DIRECTIONS FOR THIS TASK |
In the records below, find each line that holds "základech" and return it.
((
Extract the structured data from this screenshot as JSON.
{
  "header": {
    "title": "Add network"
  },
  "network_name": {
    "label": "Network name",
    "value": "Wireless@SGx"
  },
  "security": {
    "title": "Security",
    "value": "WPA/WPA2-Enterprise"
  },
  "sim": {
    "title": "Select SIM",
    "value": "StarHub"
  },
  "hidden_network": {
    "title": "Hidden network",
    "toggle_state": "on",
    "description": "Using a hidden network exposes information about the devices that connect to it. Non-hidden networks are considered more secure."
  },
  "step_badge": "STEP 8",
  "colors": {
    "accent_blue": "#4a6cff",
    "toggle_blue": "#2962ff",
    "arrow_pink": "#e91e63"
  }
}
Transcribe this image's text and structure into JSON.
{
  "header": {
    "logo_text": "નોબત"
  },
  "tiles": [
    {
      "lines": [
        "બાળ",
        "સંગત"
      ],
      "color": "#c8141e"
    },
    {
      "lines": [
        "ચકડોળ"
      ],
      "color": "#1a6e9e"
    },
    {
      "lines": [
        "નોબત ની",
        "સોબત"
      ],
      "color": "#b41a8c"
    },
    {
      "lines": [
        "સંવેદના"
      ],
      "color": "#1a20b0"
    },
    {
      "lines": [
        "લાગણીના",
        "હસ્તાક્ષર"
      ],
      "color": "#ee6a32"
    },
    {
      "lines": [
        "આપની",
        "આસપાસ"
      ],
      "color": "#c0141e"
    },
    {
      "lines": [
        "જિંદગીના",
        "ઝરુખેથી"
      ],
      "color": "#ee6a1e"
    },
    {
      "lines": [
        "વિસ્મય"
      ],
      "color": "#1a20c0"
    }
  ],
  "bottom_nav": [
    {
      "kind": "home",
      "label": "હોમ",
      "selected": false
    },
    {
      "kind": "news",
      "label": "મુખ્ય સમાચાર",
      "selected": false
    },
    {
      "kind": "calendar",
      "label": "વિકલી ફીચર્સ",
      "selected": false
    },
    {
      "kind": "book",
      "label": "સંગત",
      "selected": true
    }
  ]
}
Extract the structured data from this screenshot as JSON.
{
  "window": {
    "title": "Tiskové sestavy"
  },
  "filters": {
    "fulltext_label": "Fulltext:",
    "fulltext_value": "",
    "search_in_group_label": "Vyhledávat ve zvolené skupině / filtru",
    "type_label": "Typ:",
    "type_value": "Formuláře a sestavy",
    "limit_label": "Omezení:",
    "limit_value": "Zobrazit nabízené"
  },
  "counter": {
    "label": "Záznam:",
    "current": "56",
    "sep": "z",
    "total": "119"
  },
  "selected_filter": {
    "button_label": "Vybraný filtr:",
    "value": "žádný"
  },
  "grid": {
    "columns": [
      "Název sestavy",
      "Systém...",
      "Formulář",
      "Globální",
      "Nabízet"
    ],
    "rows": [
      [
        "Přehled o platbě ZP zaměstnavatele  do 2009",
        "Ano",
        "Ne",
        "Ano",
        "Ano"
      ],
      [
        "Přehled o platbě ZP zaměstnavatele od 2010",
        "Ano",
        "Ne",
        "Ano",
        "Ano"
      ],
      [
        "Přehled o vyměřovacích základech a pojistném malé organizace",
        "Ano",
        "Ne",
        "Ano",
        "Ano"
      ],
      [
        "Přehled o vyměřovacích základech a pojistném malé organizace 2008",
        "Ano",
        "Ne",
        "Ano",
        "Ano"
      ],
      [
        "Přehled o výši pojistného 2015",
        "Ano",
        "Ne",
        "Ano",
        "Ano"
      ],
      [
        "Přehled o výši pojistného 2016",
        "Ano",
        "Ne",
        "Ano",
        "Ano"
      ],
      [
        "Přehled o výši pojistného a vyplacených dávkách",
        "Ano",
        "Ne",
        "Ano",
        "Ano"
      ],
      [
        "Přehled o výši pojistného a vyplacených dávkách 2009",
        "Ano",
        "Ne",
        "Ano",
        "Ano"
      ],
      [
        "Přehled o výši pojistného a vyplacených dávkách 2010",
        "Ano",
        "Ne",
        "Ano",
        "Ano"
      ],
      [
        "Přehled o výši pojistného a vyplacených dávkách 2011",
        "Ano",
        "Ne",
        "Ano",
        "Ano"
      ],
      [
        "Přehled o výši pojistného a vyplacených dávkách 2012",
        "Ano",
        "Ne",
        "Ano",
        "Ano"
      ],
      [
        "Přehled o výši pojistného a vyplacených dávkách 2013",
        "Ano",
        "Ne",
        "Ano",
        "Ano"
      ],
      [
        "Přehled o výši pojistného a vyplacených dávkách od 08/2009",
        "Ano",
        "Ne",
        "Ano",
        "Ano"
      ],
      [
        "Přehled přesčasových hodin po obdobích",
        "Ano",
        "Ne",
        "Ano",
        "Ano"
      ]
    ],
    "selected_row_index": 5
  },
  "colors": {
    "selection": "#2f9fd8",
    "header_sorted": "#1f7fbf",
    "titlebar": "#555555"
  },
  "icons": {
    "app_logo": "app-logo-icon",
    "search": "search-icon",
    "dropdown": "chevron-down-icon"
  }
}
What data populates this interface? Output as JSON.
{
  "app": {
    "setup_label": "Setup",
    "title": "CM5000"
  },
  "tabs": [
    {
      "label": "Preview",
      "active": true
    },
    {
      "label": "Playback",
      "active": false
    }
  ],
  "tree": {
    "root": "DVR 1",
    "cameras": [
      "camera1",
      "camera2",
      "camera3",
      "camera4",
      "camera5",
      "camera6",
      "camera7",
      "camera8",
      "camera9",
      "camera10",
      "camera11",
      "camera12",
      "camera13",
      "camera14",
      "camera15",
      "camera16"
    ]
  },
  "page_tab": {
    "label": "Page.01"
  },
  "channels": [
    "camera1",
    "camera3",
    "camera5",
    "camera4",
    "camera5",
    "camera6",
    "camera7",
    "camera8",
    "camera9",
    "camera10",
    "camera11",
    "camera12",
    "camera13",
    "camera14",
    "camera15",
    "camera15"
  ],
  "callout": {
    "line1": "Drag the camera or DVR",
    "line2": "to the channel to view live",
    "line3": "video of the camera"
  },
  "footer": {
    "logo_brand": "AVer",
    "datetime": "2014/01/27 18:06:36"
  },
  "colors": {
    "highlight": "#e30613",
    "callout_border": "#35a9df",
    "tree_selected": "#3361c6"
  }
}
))
COMPLETED EXERCISE |
        "Přehled o vyměřovacích základech a pojistném malé organizace",
        "Přehled o vyměřovacích základech a pojistném malé organizace 2008",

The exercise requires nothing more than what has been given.